The Landmark Trust bought Iffley Rectory in 1979 from the Church commissioners. The idea was not just to carry out essential repairs and provide our visitors with an exceptional place to stay, but more importantly to reorganise the building so that it could still benefit the Church, without being a problem to it. This was to be done simply by dividing it in two, and the architect Philip Jebb was asked to draw up plans to this effect. A small and manageable house was to be provided for the vicar next to the church, while the north end would be let for holidays and thus generate income for its maintenance.

To make the alteration possible the 19th-century corridors and porch were stripped off the east side of the house. This had the additional advantage of returning the north end to its Tudor proportions, and revealing the two great chimneystacks. To complete the division only one door, on the ground floor, had to be blocked. The Landmark was to be entered from the lane, so that the new Rectory would have its own private courtyard. To make the new entrance, a window in the staircase tower was turned into a door, which was then given the stone surround from the demolished 1850s porch, which had also opened onto the lane.

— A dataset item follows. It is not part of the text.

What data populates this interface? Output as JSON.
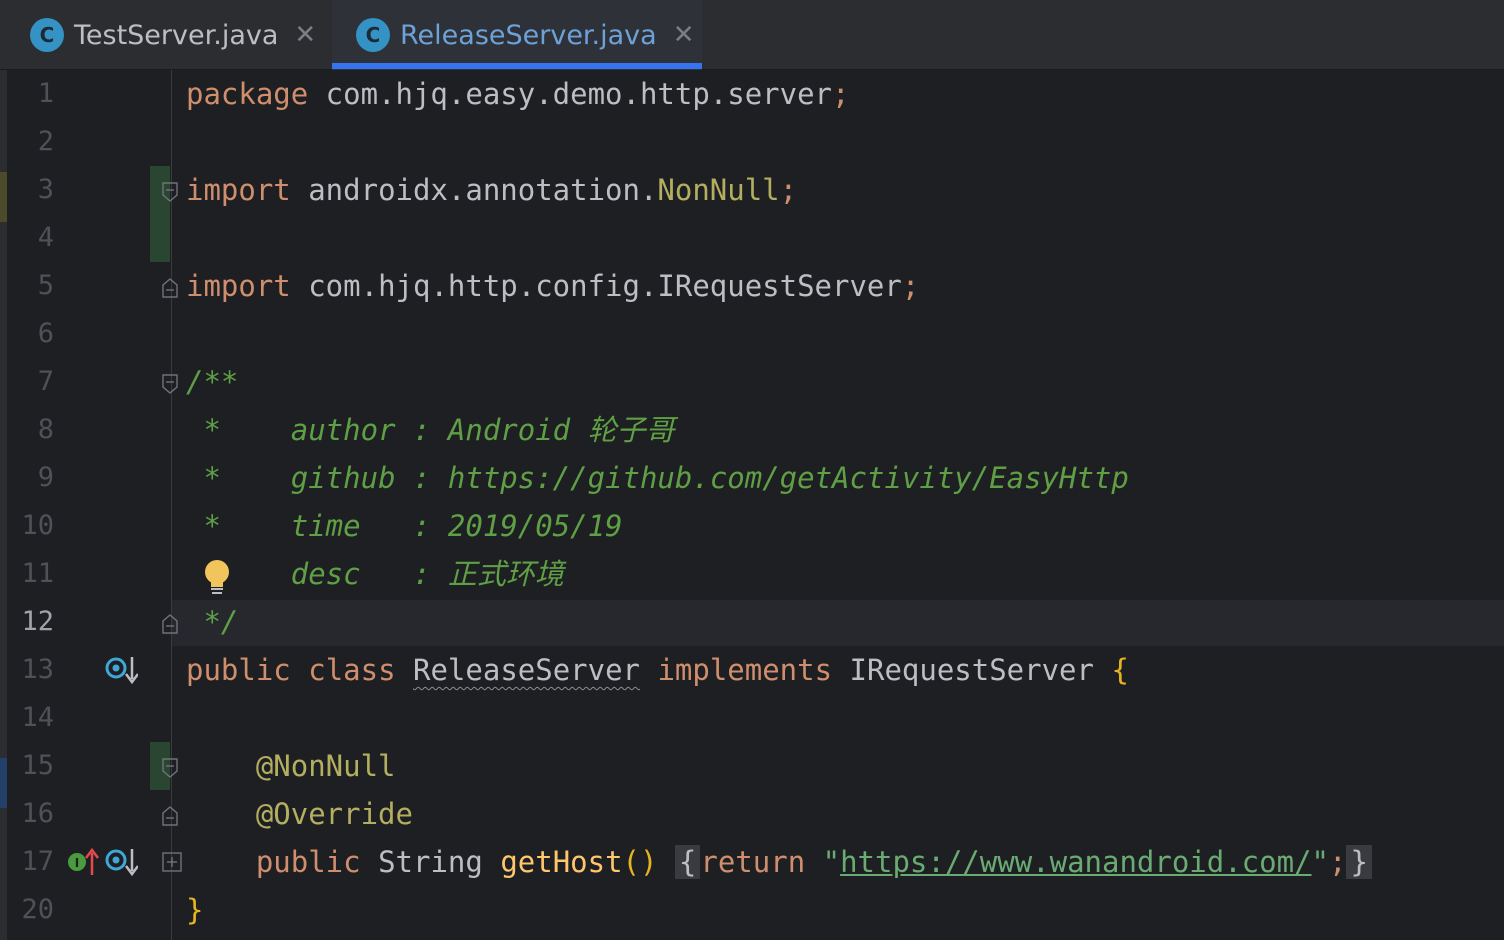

The east wall, where the corridors had been, was repaired and repointed. Part of a Tudor window was found on the first floor, between the chimneys, and this was reinstated. On the west (garden) front, the two blocked lights of the sitting room window were reopened. The dining room window had to be left as it was, however, because of the partition that had been inserted in 1820 to form the garden hall. This garden hall was in fact the only place where a kitchen could be fitted without spoiling the appearance of the two main rooms. In the dining room some of the panelling had been removed by the last vicar, and this was now put back in position. The floorboards in the dining room are old, but a new elm floor was laid in the sitting room. Upstairs, partitions for two bedrooms and a bathroom were rearranged so that they did not cut across the windows. A new landing was formed at the top of the stairs, lined with a mixture of old and new panelling. In the attics, at the top of the staircase with its solid oak treads, a further bedroom was made, where a window found in the north gable enjoys a distant and romantic view of the spires of Oxford.

Availability & booking

Select a changeover day to start your booking...

What's a changeover day? and Why can't I select other dates?Explain MoreQuestion

A changeover day is a particular day of the week when holidays start and end at our properties. These tend to be on a Friday or a Monday but can sometimes vary. All stays run from one changeover day until another changeover day.